Similarly, restricting an accelerated examination to only the start-ups and India International Searching Authority (ISA) or International Preliminary Examining Authority (IPEA) applicants, along with a restriction of 1,000 applications per year, gives an impression of a cautious approach from the government to avoid a mad rush, which reflects on the inability of the Indian Patent Office (IPO) to take more work. With the induction of more examiners one can expect this restriction to be lifted soon, paving the way for the establishment of an efficient tool to meet the demands of patent applicants.
The pendency of the over 250,000 IP applications remains a major challenge for the government. Although some positive initiatives were taken by recruiting 458 patent examiners and 100 trademark examiners, the particular step of contractual basis appointments cannot be considered a permanent solution. It is expected that IP offices should hire permanent technical manpower as much as possible so that in future pendency does not haunt prospective applicants.
Caught in the whirlpool of litigation triggered by public interest litigations (PILs) serving the social interest, High Court decisions serving the judicial interest, and executive dilemmas in implement court orders, the Intellectual Property Appellate Board (IPAB) was non-functional for a year following the departure of its chairman and a technical member last May. This was a setback to the appellate process as well as the revocation and rectification interests of IP stakeholders. The ministry has provided assurances in parliament that the necessary steps are being taken to fill existing vacancies in the IPAB and modernize and strengthen its infrastructure. The challenge for 2017 will be to make the IPAB fully functional.
In a welcome move, the government has formed a committee to look into anomalies in the computer related inventions (CRI) guidelines issued last year. The committee’s report is with government now and revised guidelines are expected to be published soon.
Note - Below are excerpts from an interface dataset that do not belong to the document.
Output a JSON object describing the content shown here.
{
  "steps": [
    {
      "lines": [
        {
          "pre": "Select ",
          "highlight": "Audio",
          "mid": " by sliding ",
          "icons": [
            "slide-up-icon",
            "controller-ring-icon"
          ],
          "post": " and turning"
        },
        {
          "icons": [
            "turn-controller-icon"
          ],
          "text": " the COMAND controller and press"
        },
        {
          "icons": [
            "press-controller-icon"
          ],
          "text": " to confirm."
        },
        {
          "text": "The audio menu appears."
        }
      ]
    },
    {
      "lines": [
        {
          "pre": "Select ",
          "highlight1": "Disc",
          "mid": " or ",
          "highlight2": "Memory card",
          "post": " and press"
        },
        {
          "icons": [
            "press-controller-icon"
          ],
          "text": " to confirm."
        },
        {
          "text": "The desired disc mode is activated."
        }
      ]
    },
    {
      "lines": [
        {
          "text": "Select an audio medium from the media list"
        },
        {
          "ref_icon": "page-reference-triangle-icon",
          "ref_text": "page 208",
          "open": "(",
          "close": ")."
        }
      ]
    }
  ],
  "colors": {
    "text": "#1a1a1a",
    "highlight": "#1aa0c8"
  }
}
There were certain inconsistencies in the implementation of these guidelines within IP offices and it will be a challenge for the different IPO jurisdictions to complement each other and issue decisions that are consistent with provisions of the Patents Act.
Although government initiatives last year tried to address most of the shortcomings of IP registration and protection in India, certain obstacles prevail in the system, and some of the modifications which were bought with the motive of streamlining the process of IP registration have created confusion among stakeholders.
The Office of the Controller General of Patents, Designs and Trade Marks (CGPDTM) has tried to resolve these ambiguities by way of clarifications and assuring the timely resolution of problems faced by stakeholders in the normal course of practice, but it will be very challenging, even for the government, to act efficiently in such a diverse IP ecosystem. The initiatives of the government will continue to be on the radar of stakeholders for critical review.
The possibility of new opportunities and challenges are likely to arise in 2017, as modifications bought by the government in the name of IP reforms struggle for permanent status. So it is highly recommended that IP owners and stakeholders be sufficiently vigilant while opting for an IP strategy or initiating safety measures for an adequate IP protection.